The far-reaching effects of gluten sensitivity and celiac disease never cease to amaze me. So many conditions outside the gut are triggered by a reaction against gluten inside the gut. A recent study has brought to light one lesser-known effect of celiac disease—infertility.

It has been known for some time now that infertility and recurrent spontaneous abortion is more common among women with celiac disease. And about 4 percent of infertile women have celiac disease!  I wonder how many more of these women may have silent celiac disease or even gluten sensitivity? A large proportion of people with celiac disease are undiagnosed.

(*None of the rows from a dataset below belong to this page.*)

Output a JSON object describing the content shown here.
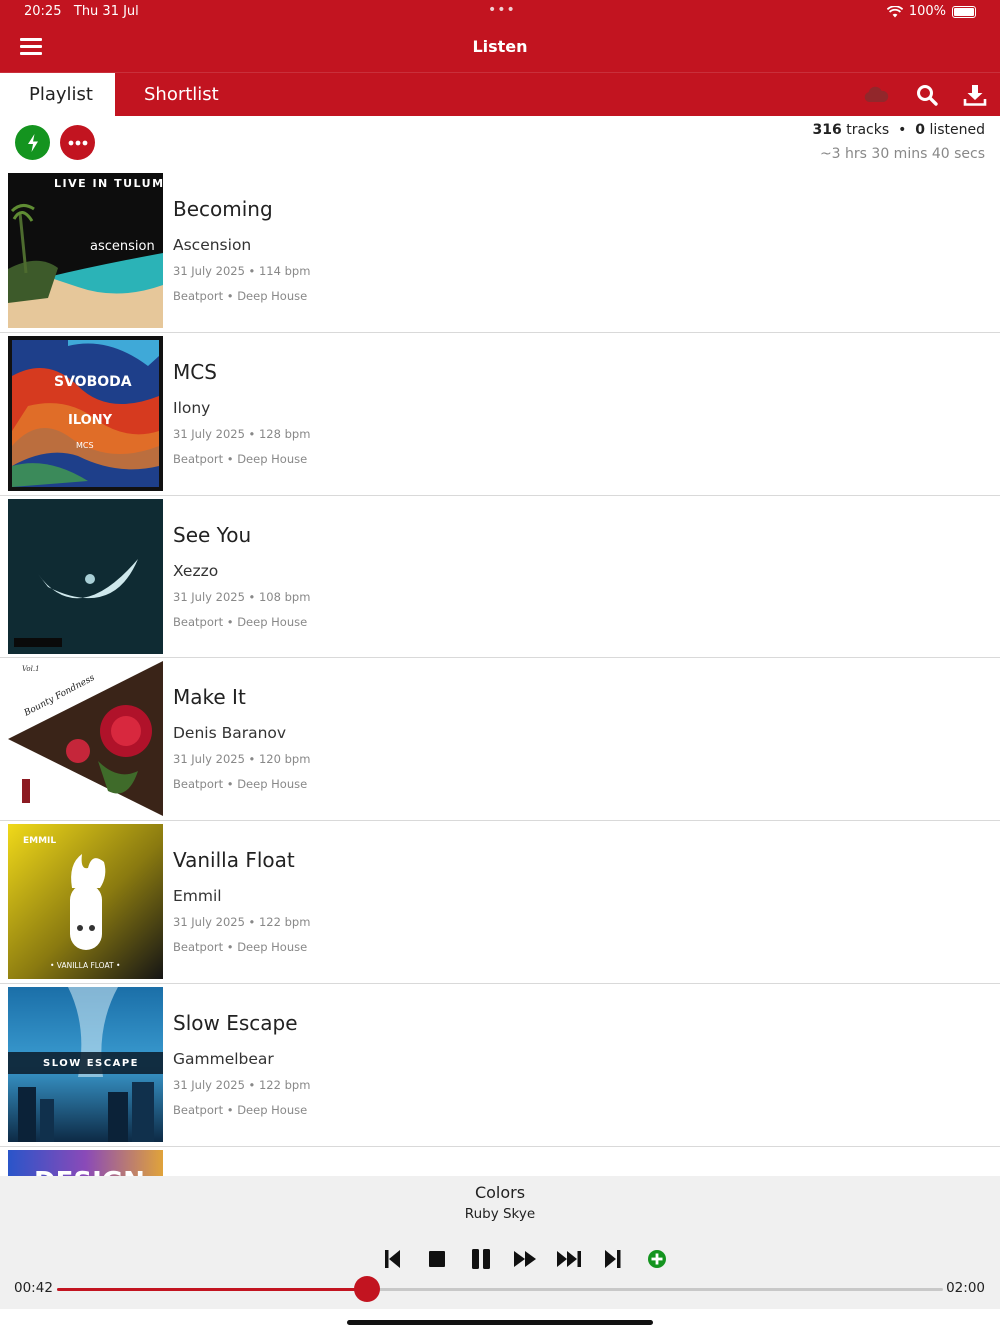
{
  "status": {
    "time": "20:25",
    "date": "Thu 31 Jul",
    "battery": "100%"
  },
  "header": {
    "title": "Listen"
  },
  "tabs": [
    {
      "label": "Playlist",
      "active": true
    },
    {
      "label": "Shortlist",
      "active": false
    }
  ],
  "toolbar": {
    "icons": [
      "cloud-icon",
      "search-icon",
      "download-icon"
    ]
  },
  "actions": {
    "left": [
      "lightning-icon",
      "more-icon"
    ]
  },
  "stats": {
    "tracks": "316",
    "tracks_label": "tracks",
    "listened": "0",
    "listened_label": "listened",
    "duration": "~3 hrs 30 mins 40 secs"
  },
  "tracks": [
    {
      "title": "Becoming",
      "artist": "Ascension",
      "meta": "31 July 2025 • 114 bpm",
      "tags": "Beatport • Deep House",
      "art_text": "LIVE IN TULUM",
      "art_sub": "ascension"
    },
    {
      "title": "MCS",
      "artist": "Ilony",
      "meta": "31 July 2025 • 128 bpm",
      "tags": "Beatport • Deep House",
      "art_text": "SVOBODA",
      "art_sub": "ILONY",
      "art_sub2": "MCS"
    },
    {
      "title": "See You",
      "artist": "Xezzo",
      "meta": "31 July 2025 • 108 bpm",
      "tags": "Beatport • Deep House"
    },
    {
      "title": "Make It",
      "artist": "Denis Baranov",
      "meta": "31 July 2025 • 120 bpm",
      "tags": "Beatport • Deep House",
      "art_text": "Bounty Fondness",
      "art_sub": "Vol.1"
    },
    {
      "title": "Vanilla Float",
      "artist": "Emmil",
      "meta": "31 July 2025 • 122 bpm",
      "tags": "Beatport • Deep House",
      "art_text": "EMMIL",
      "art_sub": "• VANILLA FLOAT •"
    },
    {
      "title": "Slow Escape",
      "artist": "Gammelbear",
      "meta": "31 July 2025 • 122 bpm",
      "tags": "Beatport • Deep House",
      "art_text": "SLOW ESCAPE"
    },
    {
      "title": "",
      "artist": "",
      "meta": "",
      "tags": "",
      "art_text": "DESIGN"
    }
  ],
  "player": {
    "title": "Colors",
    "artist": "Ruby Skye",
    "elapsed": "00:42",
    "total": "02:00",
    "progress": 0.35,
    "controls": [
      "skip-previous-icon",
      "stop-icon",
      "pause-icon",
      "fast-forward-icon",
      "skip-next-icon",
      "skip-end-icon",
      "add-circle-icon"
    ]
  },
  "colors": {
    "brand": "#c21420",
    "green": "#14941f",
    "player_bg": "#f0f0f0"
  }
}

A recent study has looked a little closer at infertility and early pregnancy loss, and determined just how this may happen. It turns out that anti-tissue transglutaminase antibodies (which are antibodies that the immune system makes against gliadin, the gluten protein) bind to the developing placental lining. This can interfere with proper development of the placenta and fetus.

It is already known that these anti-tTG antibodies can attack other tissues in the body, like the thyroid, pancreatic beta cells or even brain cells. This phenomenon is known as autoimmunity. This study highlights yet one more way in which anti-gliadin antibodies can harm areas of the body that are not in the gut. And it strengthens the evidence that following a gluten free diet can benefit the entire body.

If you suspect you are gluten sensitive, you may want to be tested or try an elimination diet for a few months to see if it helps you.